▶ _RECORDS FOR THE EXERCISE_
--- --- ---
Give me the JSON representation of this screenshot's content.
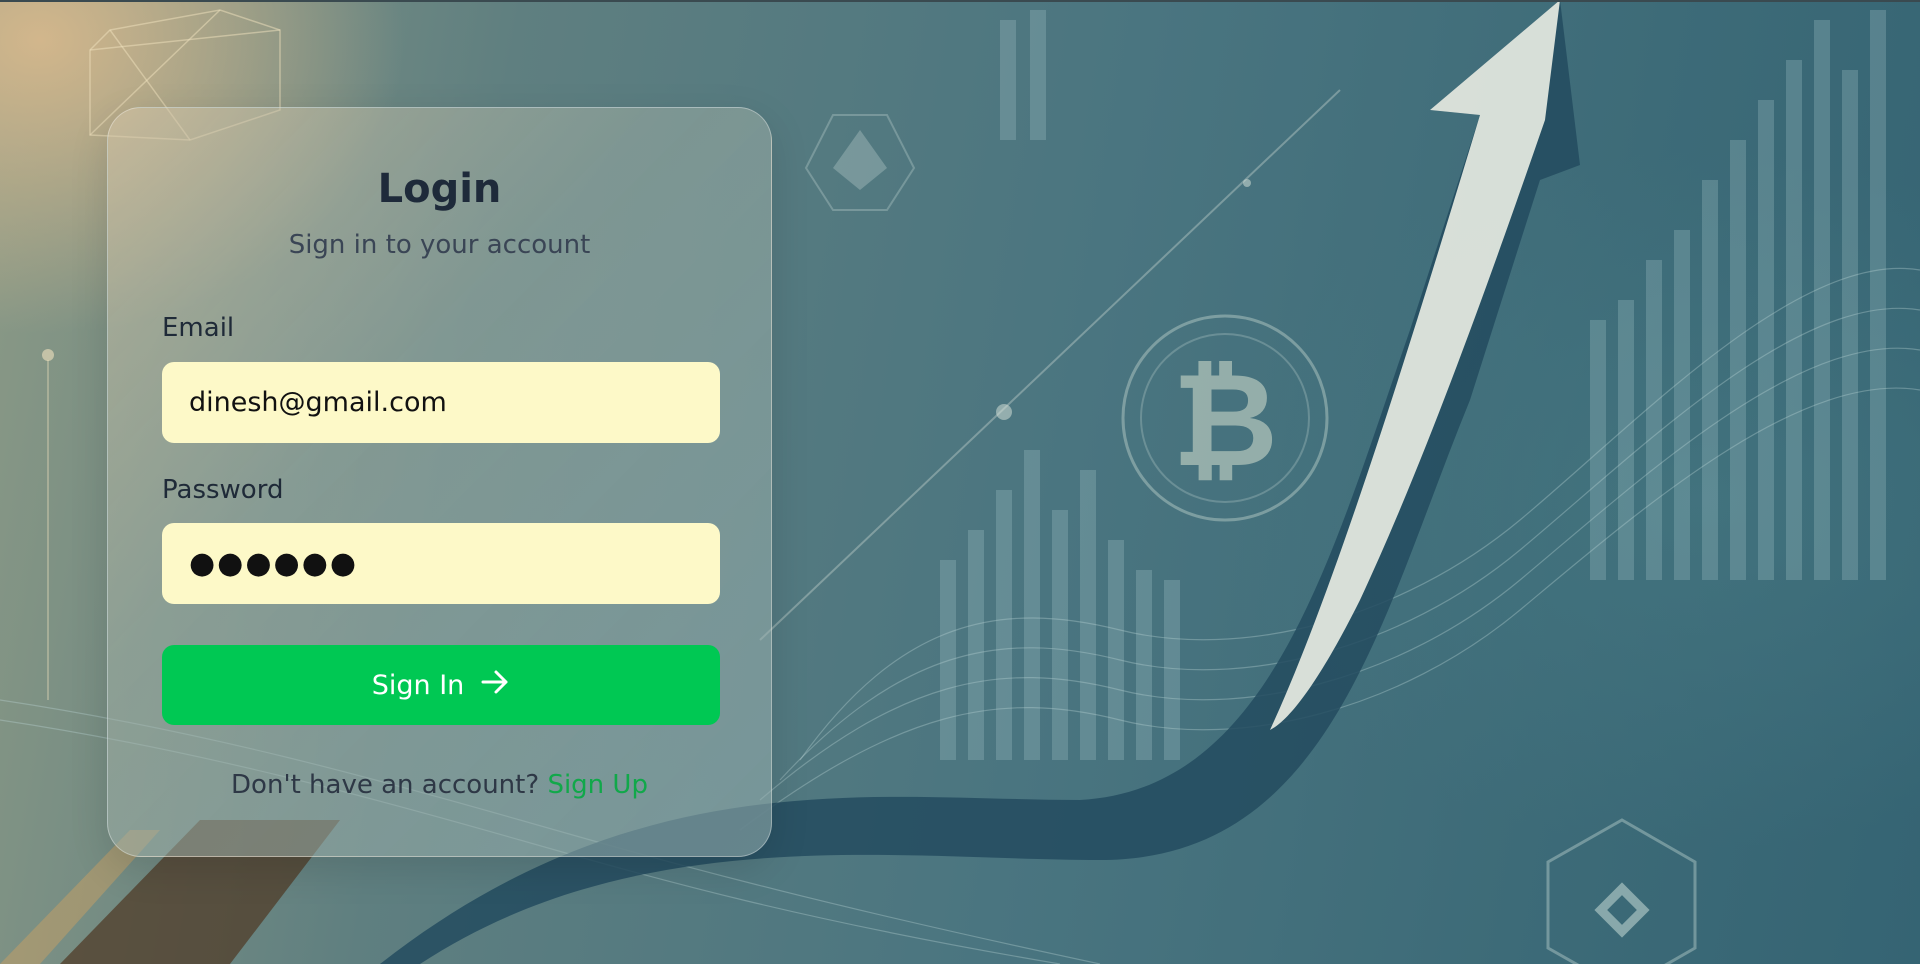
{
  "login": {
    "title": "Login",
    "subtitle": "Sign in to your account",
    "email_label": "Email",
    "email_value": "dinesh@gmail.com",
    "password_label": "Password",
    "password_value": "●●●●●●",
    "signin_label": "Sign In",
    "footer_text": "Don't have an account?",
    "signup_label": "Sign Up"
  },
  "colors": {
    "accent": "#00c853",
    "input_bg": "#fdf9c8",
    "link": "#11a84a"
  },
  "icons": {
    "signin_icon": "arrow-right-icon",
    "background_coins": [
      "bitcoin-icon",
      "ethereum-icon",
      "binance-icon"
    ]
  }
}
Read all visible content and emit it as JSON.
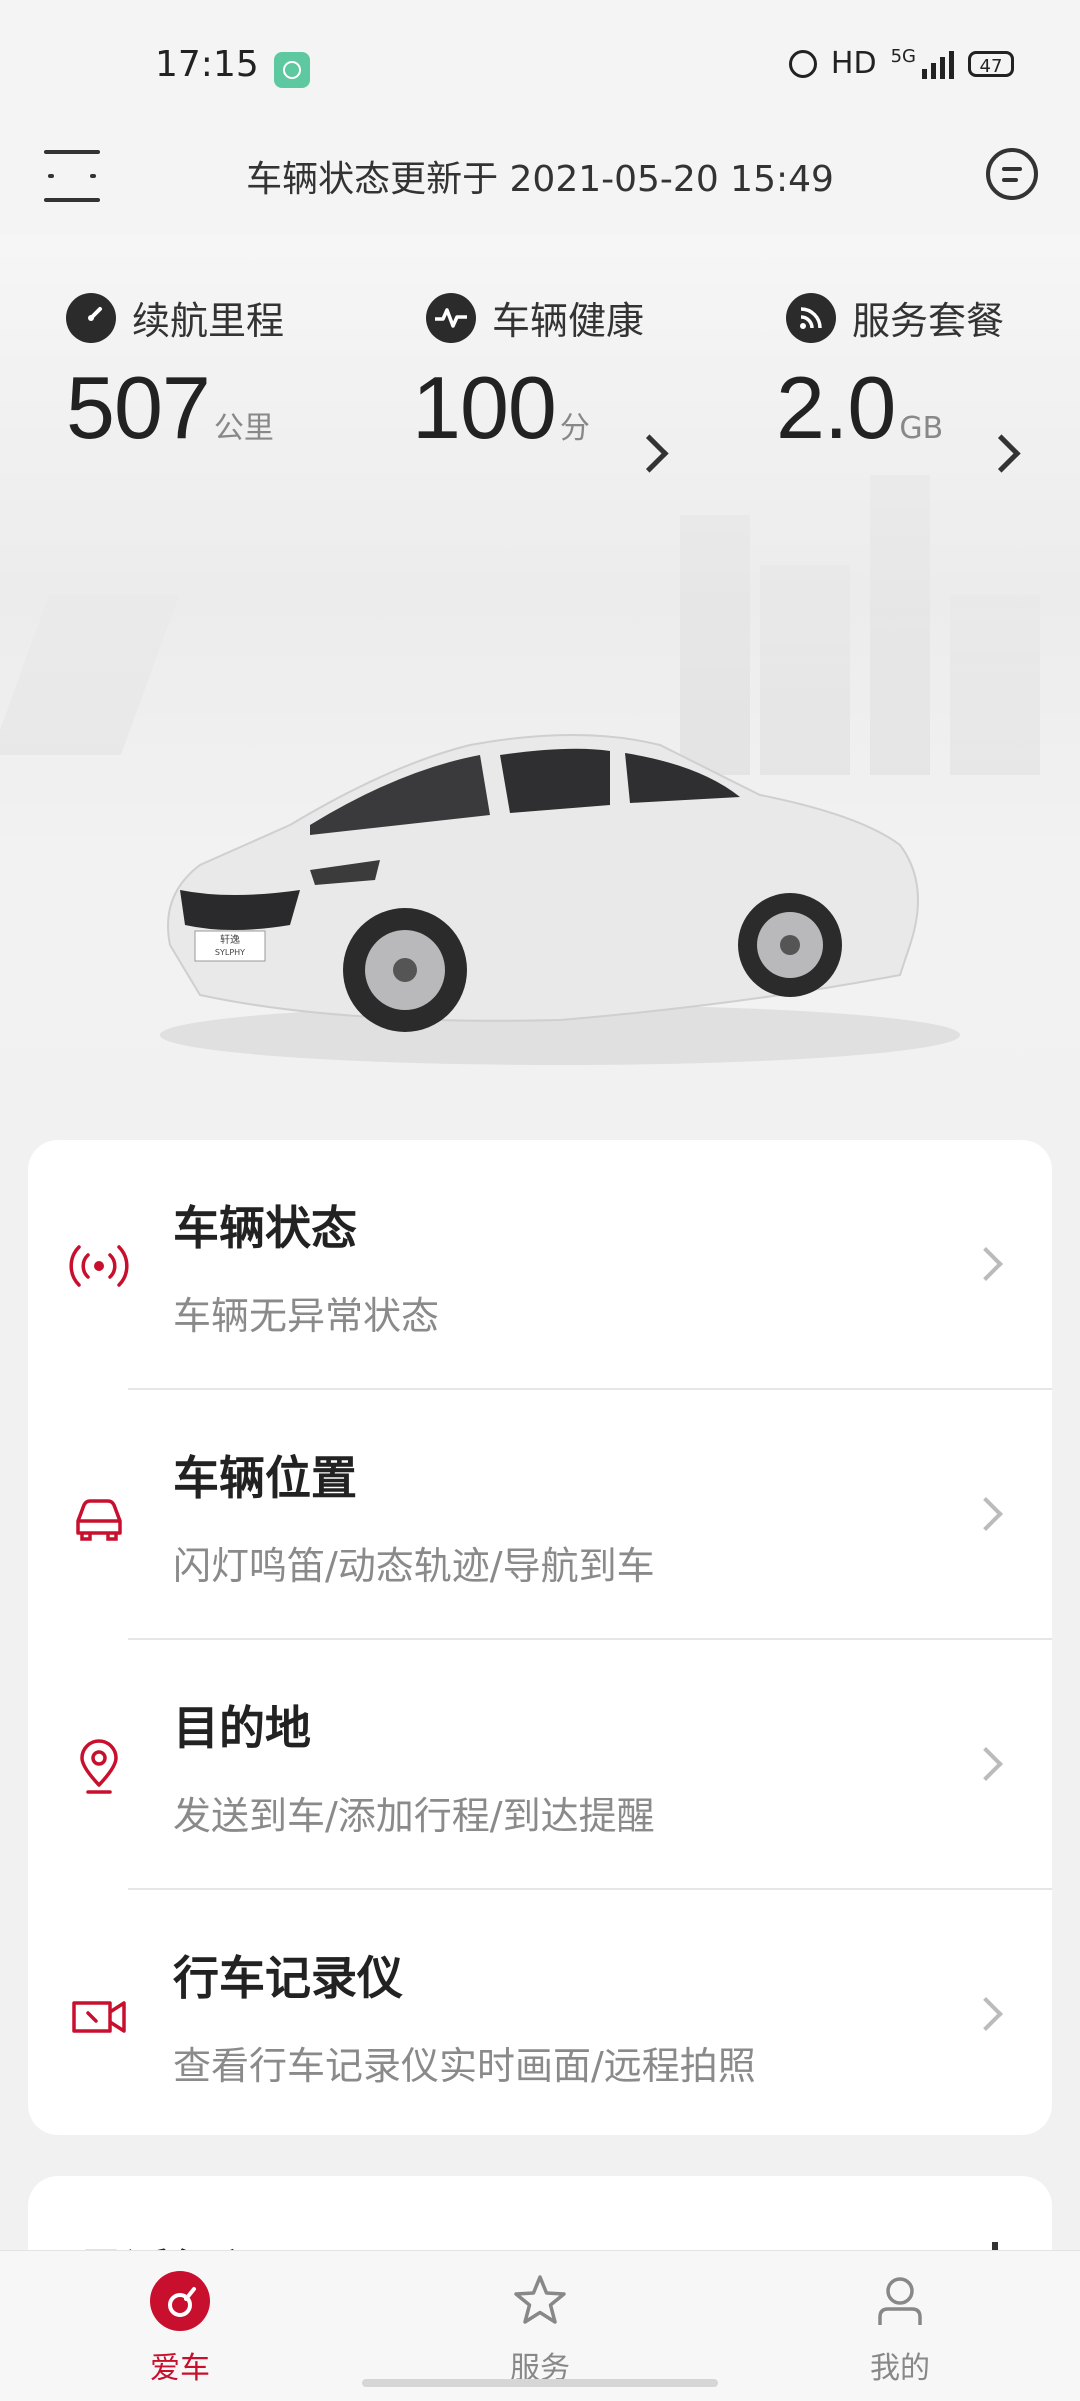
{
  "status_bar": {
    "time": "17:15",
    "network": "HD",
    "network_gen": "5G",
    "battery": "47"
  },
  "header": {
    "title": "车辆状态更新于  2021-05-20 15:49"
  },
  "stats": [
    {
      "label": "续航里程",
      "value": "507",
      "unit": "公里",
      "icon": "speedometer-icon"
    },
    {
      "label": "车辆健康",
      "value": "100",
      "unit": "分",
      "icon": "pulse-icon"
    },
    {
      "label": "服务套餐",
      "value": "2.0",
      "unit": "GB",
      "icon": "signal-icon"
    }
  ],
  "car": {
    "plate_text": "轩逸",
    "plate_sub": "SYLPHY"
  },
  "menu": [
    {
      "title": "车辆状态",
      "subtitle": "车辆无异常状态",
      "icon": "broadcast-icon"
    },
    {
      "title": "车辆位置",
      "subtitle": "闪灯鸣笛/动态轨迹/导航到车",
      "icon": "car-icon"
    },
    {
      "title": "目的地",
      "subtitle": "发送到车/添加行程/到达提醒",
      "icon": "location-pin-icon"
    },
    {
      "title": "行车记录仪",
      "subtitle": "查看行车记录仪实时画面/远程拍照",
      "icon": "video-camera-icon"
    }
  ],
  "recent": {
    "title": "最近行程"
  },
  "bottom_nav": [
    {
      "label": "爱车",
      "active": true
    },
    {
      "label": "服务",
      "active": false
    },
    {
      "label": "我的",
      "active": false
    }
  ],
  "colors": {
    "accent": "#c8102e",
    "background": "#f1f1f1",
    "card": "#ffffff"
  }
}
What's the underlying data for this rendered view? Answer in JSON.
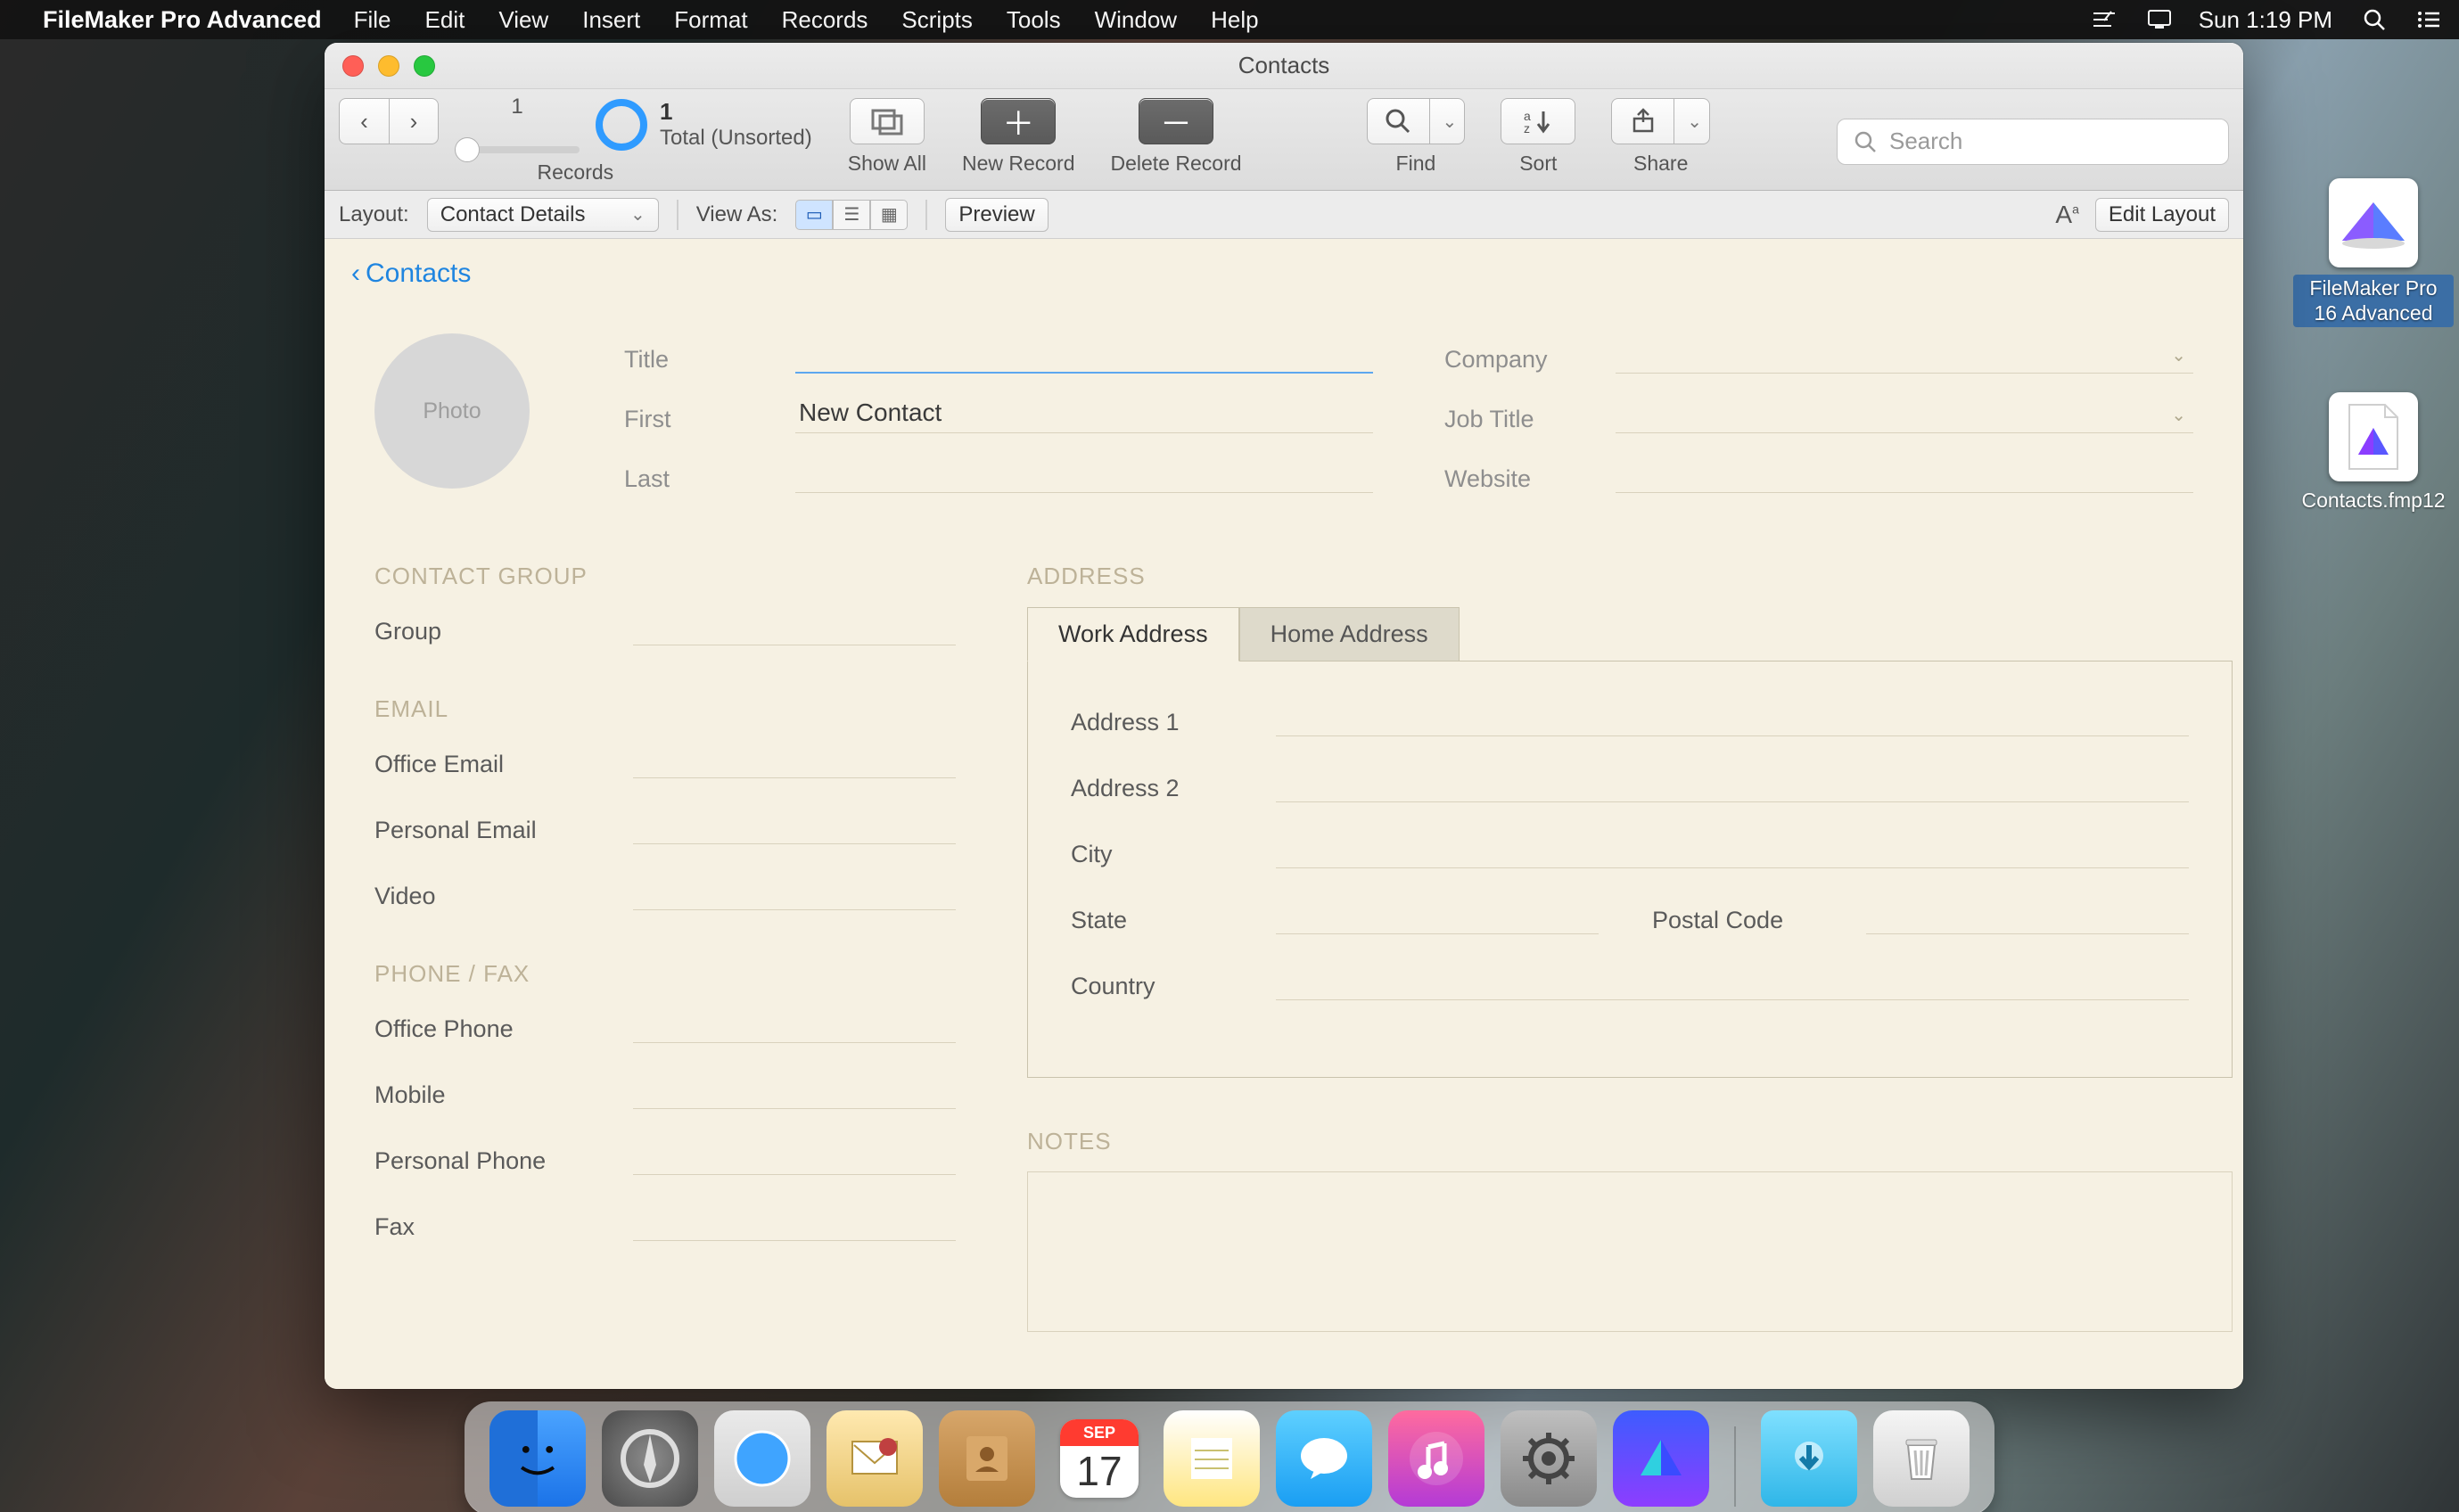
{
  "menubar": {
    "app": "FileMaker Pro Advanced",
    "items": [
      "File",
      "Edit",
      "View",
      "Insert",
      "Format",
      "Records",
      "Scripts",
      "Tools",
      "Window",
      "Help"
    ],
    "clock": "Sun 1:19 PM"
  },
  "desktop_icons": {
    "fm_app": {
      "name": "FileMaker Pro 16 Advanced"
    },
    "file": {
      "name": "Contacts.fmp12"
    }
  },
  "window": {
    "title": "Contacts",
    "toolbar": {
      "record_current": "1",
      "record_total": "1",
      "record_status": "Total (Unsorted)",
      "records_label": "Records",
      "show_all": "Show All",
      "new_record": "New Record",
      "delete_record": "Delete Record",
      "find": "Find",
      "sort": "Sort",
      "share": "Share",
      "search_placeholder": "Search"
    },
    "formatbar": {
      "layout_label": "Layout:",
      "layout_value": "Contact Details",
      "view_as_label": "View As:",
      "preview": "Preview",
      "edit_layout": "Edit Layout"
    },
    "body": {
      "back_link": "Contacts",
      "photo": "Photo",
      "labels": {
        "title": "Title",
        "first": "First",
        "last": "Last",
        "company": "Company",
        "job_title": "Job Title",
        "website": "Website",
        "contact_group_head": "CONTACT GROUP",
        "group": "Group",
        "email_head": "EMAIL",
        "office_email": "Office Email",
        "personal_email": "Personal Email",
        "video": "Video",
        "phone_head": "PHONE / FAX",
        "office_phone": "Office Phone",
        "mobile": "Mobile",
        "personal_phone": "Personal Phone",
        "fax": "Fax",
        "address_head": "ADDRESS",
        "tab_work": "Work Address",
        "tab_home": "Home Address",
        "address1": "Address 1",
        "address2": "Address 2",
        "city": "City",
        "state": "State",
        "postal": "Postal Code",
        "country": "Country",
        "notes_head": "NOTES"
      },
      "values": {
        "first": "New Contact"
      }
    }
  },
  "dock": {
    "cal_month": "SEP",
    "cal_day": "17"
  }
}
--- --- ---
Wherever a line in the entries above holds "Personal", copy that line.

        "personal_email": "Personal Email",
        "personal_phone": "Personal Phone",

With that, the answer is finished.